Sadia Rao

Amma Mia! India To New Zealand, The Women In Politics Paradox

-Analysis-

Long before Angela Merkel or even Margaret Thatcher, Indian politics has produced some fearsome female leaders. Indira Gandhi, also known as the "Iron Lady" of India, took office as the first female prime minister of the country in 1966 and returned for another term in 1980. Years after Gandhi's assassination in 1984, her daughter-in-law Sonia Gandhi, carried forward both the family and female legacy, and still stands as longstanding president of the Indian National Congress party.

Lesser known abroad, but in some ways perhaps even more influential, was Jayalalithaa, fondly known as Amma ("Mother"), who ruled the huge southern Indian state of Tamil Nadu, for nearly two decades until her death in December.

And yet, while these handful of prominent female figures continue to command headlines, the full picture of gender parity in Indian politics is very different. A new global tally of female representation in national parliaments found that only 11.8% of the total number of parliamentarians in India are women. That number is well below the 22% world average, and is topped by such countries as Rwanda, Iraq, Sudan and Somalia. Similar results were found at the state level in India, with only 364 of the 4,128 legislative seats are taken by women.

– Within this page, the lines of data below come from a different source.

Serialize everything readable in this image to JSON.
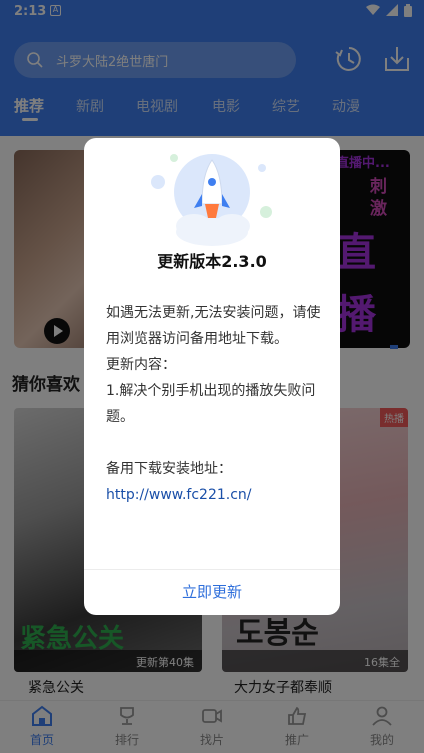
{
  "status_bar": {
    "time": "2:13",
    "notification_icon": "A"
  },
  "header": {
    "search_placeholder": "斗罗大陆2绝世唐门",
    "tabs": [
      "推荐",
      "新剧",
      "电视剧",
      "电影",
      "综艺",
      "动漫"
    ],
    "active_tab": 0
  },
  "banner": {
    "right_texts": [
      "直播中...",
      "刺",
      "激",
      "直",
      "播"
    ]
  },
  "section": {
    "title": "猜你喜欢"
  },
  "cards": [
    {
      "poster_text": "紧急公关",
      "caption": "更新第40集",
      "title": "紧急公关"
    },
    {
      "poster_text": "도봉순",
      "caption": "16集全",
      "badge": "热播",
      "title": "大力女子都奉顺"
    }
  ],
  "bottom_nav": {
    "items": [
      "首页",
      "排行",
      "找片",
      "推广",
      "我的"
    ],
    "active": 0
  },
  "dialog": {
    "title": "更新版本2.3.0",
    "body": [
      "如遇无法更新,无法安装问题，请使用浏览器访问备用地址下载。",
      "更新内容：",
      "1.解决个别手机出现的播放失败问题。",
      "",
      "备用下载安装地址："
    ],
    "link": "http://www.fc221.cn/",
    "button": "立即更新"
  },
  "colors": {
    "brand": "#3f7ff0",
    "dialog_button": "#2f6fdb",
    "link": "#1a4fa8"
  }
}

With a relatively long history of strong female leaders, as well as a law reserving at least one-third of local government seats for women, India should by all measures be doing better on this front. Yet, as The Wire reports, the power of nepotism in Indian politics skews the reality. "Ironically, most of the tickets given to women candidates in reserved constituencies were prompted not by their personal stature, but for their husbands or other male relatives," the Delhi-based news website writes. The situation is even bleaker at national and state levels, where there is no reservation for women.

The final hurdle may be the highest: changing a sexist mentality that persists even when women are in charge.

There are several hurdles to gender parity in Indian politics, "ranging from socio-historic reasons and the inherent masculinity of popular politics to institutional hurdles like family and marriage and the current socio-economic and political policies," write Haris Jamil and Anmolam in The Wire.

India can learn from the different systems developed worldwide to increase female policy makers, such as the "soft quota" system used in New Zealand. France's new ruling party of President Emmanuel Macron imposed gender parity in its list of parliamentary candidates and cabinet ministers.

But the final hurdle may be the highest: changing a sexist mentality that persists even when women are in charge. Only 24 hours after she assumed the New Zealand Labour party's leadership, Jacinda Ardern was asked how she would juggle her career and motherhood. It is the kind of seemingly benign question that undermines the very idea of progress on gender parity.

Better instead to talk about "motherhood" and politics by returning to Jayalalithaa, whose death late last year was the occasion for mass mourning in Tamil Nadu. The people wept for their Amma, who had no children of her own, but was a different kind of mother to 68 million citizens.